I’ve never catcalled anyone, not once. Never hassled a woman in a bar, never got angry with anyone because they wouldn’t give me a phone number or something like that.
(I have what I’m pretty sure is a funny story about accidentally approaching the wrong woman in a bar who I thought was one of my friends; maybe I’ll tell it sometime. It’s not for this post.)
But I had years– years— where I bought into the idea of the friendzone, and where the idea of just telling a woman that I was interested in her and thought we should go out/make out/fuck each other senseless was pure anathema. No, she (whichever she was at the time) was gonna figure it out sooner or later and fall into my arms. I was a Nice Guy. Sooner or later she’ll figure out that all the guys she dates are assholes and I’m right here, all not being an asshole and shit.
I can think of some moments, some interactions that make me cringe right now, honestly. I’m pretty sure there were times when I was being creepy as fuck and didn’t even realize it. There are others where I know I was being creepy as fuck and I regret the hell out of them. Some of them probably involved the woman who originally triggered this post, honestly; we have a bit of history together, not all of which I’m proud of.
(True fact: the first time I kissed the woman who eventually married me, we were sitting at a table in a diner and I literally said “Let’s go make out in the parking lot,” and it worked. Sooner or later I broke past the idea that doing nothing would get me somewhere. That said, if that line doesn’t work? Possible eew.)

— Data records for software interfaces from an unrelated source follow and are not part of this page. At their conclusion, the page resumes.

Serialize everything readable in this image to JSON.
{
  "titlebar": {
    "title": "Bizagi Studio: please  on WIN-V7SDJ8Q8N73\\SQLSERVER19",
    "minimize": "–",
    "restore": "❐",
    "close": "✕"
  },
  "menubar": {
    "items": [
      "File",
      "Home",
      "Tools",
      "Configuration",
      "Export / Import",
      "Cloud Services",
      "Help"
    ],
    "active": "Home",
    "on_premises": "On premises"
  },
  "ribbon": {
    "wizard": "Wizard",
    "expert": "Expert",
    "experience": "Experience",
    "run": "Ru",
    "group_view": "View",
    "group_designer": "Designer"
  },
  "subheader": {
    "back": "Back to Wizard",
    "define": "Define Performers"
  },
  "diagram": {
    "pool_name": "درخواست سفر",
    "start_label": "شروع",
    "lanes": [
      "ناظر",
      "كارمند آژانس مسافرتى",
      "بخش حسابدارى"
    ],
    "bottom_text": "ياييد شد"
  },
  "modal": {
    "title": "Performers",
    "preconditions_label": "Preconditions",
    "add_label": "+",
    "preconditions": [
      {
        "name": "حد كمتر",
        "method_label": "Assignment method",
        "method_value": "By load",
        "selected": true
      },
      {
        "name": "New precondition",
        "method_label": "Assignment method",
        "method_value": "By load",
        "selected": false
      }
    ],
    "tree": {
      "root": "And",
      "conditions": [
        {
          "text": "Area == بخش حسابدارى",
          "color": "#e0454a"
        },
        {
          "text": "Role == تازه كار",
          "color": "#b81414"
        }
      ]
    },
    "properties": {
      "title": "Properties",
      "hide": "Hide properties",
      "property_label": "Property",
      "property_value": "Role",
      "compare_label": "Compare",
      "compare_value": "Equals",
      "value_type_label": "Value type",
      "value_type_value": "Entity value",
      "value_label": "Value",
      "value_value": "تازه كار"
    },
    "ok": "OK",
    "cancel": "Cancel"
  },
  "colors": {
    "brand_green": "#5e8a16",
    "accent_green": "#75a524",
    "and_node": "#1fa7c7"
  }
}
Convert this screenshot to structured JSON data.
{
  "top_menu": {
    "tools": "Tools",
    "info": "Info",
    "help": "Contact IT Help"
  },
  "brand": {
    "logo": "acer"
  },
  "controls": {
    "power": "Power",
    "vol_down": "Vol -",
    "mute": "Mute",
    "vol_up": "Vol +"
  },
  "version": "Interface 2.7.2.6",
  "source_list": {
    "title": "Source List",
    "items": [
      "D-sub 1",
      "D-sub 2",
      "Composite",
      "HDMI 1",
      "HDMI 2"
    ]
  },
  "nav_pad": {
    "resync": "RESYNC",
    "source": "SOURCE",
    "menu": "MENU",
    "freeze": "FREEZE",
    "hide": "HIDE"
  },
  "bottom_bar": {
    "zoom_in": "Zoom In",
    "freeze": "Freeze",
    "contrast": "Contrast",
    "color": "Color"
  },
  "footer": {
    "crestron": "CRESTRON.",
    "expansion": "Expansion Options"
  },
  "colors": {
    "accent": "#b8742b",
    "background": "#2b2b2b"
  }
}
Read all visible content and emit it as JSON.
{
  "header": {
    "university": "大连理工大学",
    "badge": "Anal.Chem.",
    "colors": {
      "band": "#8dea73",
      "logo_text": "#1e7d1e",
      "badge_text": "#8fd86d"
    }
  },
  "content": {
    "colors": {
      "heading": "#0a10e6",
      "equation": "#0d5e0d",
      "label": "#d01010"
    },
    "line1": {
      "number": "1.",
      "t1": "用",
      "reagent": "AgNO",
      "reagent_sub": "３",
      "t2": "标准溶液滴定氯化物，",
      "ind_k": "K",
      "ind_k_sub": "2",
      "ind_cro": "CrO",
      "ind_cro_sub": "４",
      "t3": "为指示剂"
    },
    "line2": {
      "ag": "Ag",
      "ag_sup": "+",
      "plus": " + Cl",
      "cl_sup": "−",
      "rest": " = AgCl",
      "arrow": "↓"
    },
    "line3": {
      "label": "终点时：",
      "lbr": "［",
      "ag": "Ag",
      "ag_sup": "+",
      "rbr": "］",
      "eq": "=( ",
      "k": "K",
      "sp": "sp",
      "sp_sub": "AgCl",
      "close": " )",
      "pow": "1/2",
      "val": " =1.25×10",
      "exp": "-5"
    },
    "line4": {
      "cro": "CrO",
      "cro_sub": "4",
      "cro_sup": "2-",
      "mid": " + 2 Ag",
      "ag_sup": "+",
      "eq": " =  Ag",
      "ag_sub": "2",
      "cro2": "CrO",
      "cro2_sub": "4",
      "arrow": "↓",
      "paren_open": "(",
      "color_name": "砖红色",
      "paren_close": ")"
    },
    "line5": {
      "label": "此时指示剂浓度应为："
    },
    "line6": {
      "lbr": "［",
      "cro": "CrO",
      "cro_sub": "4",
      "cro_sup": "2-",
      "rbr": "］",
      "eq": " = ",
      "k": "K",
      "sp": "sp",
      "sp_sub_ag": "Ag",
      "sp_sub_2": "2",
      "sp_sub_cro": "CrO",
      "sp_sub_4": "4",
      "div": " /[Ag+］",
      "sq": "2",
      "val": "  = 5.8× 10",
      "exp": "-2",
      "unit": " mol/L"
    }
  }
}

I remember one time in high school when a bunch of us– too many to fit in the car– were all going somewhere, and one of the girls decided she was going to sit in my lap. I put both my hands in my lap, palms-up. She shrugged and did it anyway, probably knowing that having both hands on her ass would make me twice as uncomfortable as it was making her and that it wouldn’t last more than a moment, which it didn’t.
I still remember that. I wonder if she does.
(I was gonna say “I’ve never groped anyone who didn’t want me to,” which is what reminded me of that story.)
I remember a week– one very, very weird week in middle school– where for some reason everyone, boys and girls, were all going around trying to yank each others’ shorts off. By the end of the week everyone had their belts on so tight or their pants laced so tight that I suspect some of us were cutting off our circulation. I was on both sides of that little game. But I can’t say I’ve never tried to take anyone’s clothes off who didn’t want me to, either. I still remember the two girls I targeted; I know one of them took a swipe at me at one point too, although I don’t know who was first. I don’t remember what the other one thought about it.
(God, I’m glad my middle schoolers never had that bug hit. I can’t imagine what the teachers were thinking.)
I don’t know that I have a single, overarching point to all this. Okay, yeah, there’s obviously an element of the confessional here but that’s not the entire point. I have contributed to this culture of rape and harassment, or at least participated in it, and the fact that I’ve learned (tried to learn) to be better in recent years doesn’t affect the facts of who I was and what I did, even if I can point to any number of men who were maybe worse.
You don’t stop rape, or sexual harassment, by controlling women. You stop rape and sexual harassment by insisting that men learn to be better. One of my most important jobs right now is to raise my son to be better than me.
Maybe men need a #metoo hashtag. Or an #allofus hashtag, because right now, it is all of us. We’ve all contributed to this.
Or maybe we could just stop, and fucking listen, which was what the point of the hashtag was in the first place, and try to learn to get better.